The United States needs to stop enabling Cuba’s communist dictatorship

Tanner Trafelet, Senior Reporter

The Cuban Constitution ratified in 2019 states that Cubans have a right to free speech and expression, as long as it ‘is in accordance with the humanist principles upon which the State’s cultural policy and the values [upon which a] socialist society are based.’ In Article 56, the Constitution also elaborates on how freedom of assembly is allowed for ‘peaceful and legal purposes…exercised with respect to public order and in compliance with the precepts established by law.’ 

Recent protests against the Cuban government reasonably constitute widespread disagreement with how Cuba’s communist dictatorship governs. Devoid of things essential to human existence, such as consistent access to food, water and medicine, scarcity considered normal under Cuba’s inefficient command economy is worsened by how the government treats its citizens. 
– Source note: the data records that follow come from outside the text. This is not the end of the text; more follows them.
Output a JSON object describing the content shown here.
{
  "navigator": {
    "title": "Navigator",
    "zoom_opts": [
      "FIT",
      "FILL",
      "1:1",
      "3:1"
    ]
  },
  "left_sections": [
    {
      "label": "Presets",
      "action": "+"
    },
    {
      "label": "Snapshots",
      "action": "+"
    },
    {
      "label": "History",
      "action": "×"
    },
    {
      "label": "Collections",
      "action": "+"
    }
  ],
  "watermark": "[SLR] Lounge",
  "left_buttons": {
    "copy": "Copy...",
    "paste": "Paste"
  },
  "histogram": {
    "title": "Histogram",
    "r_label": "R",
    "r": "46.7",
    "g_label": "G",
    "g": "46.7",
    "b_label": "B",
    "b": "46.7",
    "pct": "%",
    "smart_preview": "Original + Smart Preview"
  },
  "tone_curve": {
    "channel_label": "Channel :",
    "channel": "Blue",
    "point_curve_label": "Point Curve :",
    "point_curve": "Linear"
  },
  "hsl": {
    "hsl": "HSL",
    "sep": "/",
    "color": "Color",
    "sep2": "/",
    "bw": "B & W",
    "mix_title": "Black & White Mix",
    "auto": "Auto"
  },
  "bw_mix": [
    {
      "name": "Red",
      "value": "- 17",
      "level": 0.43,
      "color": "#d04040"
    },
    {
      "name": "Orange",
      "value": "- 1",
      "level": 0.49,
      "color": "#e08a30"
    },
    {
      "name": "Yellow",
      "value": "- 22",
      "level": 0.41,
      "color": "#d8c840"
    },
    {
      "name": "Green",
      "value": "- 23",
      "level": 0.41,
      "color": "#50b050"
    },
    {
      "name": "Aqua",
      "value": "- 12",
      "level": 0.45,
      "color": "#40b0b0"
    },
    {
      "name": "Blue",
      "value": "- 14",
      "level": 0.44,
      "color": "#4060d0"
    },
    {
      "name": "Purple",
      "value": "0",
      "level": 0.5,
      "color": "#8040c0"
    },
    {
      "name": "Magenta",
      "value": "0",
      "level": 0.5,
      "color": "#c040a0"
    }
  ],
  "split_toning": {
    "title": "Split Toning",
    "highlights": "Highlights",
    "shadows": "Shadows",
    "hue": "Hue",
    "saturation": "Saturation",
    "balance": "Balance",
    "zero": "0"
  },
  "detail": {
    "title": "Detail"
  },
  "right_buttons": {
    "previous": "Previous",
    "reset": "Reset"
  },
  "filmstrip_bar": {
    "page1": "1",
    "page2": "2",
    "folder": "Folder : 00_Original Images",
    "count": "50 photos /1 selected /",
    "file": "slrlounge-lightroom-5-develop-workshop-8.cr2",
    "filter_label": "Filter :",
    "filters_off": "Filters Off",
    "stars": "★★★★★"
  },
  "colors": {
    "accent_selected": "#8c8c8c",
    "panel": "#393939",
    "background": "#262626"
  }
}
Freedom House, a non-profit non-governmental organization (NGO) which conducts advocacy and research on democracy, human rights, and political freedom assigns Cuba a ‘freedom’ rating of 13/100 or ‘not free.’ The organization’s profile on Cuba observes that the Cuban Communist Party, the nation’s only political party, is not subject to free and fair elections, does not allow independent media, political opposition, or basic political rights to be held by its populace. 

Wide-scale suppression of the protests, and subsequent mass arrests of pro-democracy protesters that Cuban President Miguel Diaz-Canel called ‘mercenaries’ align with Freedom House’s characterization of Cuba’s communist dictatorship. This type of repression is nothing new to Cubans or the international community, with the government’s response to those it views as ‘counterrevolutionaries’ harkening back to the violence of the 1994 Maleconazo incident

It is quite clear from the willingness of the Cuban regime to use violence against those who disagree with it, that when push comes to shove the Cuban government has no problem with valuing its existence over the lives of its populace. The Cuban constitution itself explicitly invalidates any idea or action that goes against what the ‘socialist society’ needs.

I argue that it must be the role of the international community, and the United States, to be the facilitators of political change in Cuba. No matter how large the anti-government movement may become, the Cuban government will maintain a monopoly on violence and thus be able to use the state’s gun-barrel to silence, imprison, and murder citizens who critize it. The way to circumvent this is with overwhelming international support that removes the need for Cubans to fight for freedom alone, and for the United States and its allies to sever the ties that allow the Cuban command economy to stay afloat. 

The Biden administration’s foreign policy prescriptions must come to realize that some nations are not allies of the United States. Meetings such as President Biden’s meeting with Russian dictator Vladimir Putin, or former President Donald Trump’s 2018 meeting with North Korean dictator Kim Jong Un serve only to validate dictators who agree to these glorified photoshoots. 

The human rights abuses and authoritarian practices of Cuba are not something that I believe that President Biden or the United States should validate. In the international community, the United States should cooperate with nations who share its ideals to help pro-democracy Cubans influence the way in which their government is ran, and to attain a basic level of human rights. 

Change within Cuba will not happen overnight, and I severely doubt that their government will act while faced with no real retribution for the use of violence against its own citizens. Both the United States and its allies should have drawn a line upon the collapse of the Soviet Union, but the complete failure to do so is now costing them in Cuban blood.